USRE40929 *Mar 31, 2006Oct 6, 2009The Regents Of The University Of CaliforniaChromosome-specific staining to detect genetic rearrangements associated with chromosome 3 and/or chromosome 17
DE19964044A1 *Dec 30, 1999Aug 2, 2001Frank Hans GeorgVerfahren zur Identifizierung von Substanzen, die Säugetier-Epitope nachahmen
DE19964044C2 *Dec 30, 1999Nov 22, 2001Frank Hans GeorgVerfahren zur Identifizierung von Substanzen, die Säugetier-Epitope nachahmen
EP1154016A2 *May 5, 2001Nov 14, 2001F. Hoffmann-La Roche AgMethods of isolating trophoblast cells from maternal blood
WO1999015892A1 *Sep 18, 1998Apr 1, 1999Flinders Technologies Pty LtdEnrichment and identification of trophoblast cells in maternal peripheral blood
WO2003102595A1 *May 30, 2003Dec 11, 2003Genetype Pty LtdMaternal antibodies as fetal cell markers to identify and enrich fetal cells from maternal blood
Classifications

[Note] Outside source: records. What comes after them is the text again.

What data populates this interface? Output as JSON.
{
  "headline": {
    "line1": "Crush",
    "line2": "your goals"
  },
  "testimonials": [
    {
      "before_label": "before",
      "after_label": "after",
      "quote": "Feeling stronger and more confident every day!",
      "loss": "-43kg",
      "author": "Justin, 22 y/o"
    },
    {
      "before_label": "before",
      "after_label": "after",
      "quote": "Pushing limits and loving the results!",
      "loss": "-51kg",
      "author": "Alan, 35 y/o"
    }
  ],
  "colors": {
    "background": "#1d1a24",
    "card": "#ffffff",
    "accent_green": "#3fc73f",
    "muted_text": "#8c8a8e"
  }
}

U.S. Classification435/7.21, 530/388.2, 435/70.21, 435/968, 436/526, 435/7.92, 436/548, 435/378
International ClassificationC07K16/00, G01N33/68, G01N33/53, G01N33/577, C07K14/00, C07K14/705, C12N15/02, C12R1/91, C12P21/08, C12M1/28, C12N15/09, A61K39/395, C07K14/47, C07K16/18, G01N33/569, C12N5/10, A61K49/00, C12N5/06
Cooperative ClassificationG01N2800/368, C07K16/18, G01N33/56966, G01N33/689, Y10S435/968, C07K14/4715
European ClassificationC07K16/18, G01N33/569H, G01N33/68T, C07K14/47A6
Legal Events
DateCodeEventDescription
May 20, 2008FPExpired due to failure to pay maintenance fee
Effective date: 20080402
Apr 2, 2008LAPSLapse for failure to pay maintenance fees
Oct 8, 2007REMIMaintenance fee reminder mailed
Sep 29, 2003FPAYFee payment
Year of fee payment: 8
Oct 4, 1999FPAYFee payment
Year of fee payment: 4
Jul 3, 1991ASAssignment
Owner name: FLINDERS TECHNOLOGIES PTY. LTD.
Free format text: ASSIGNMENT OF ASSIGNORS INTEREST.;ASSIGNORS:MUELLER, UTZ W.;HAWES, CATHERINE S.;REEL/FRAME:005755/0253
Effective date: 19910604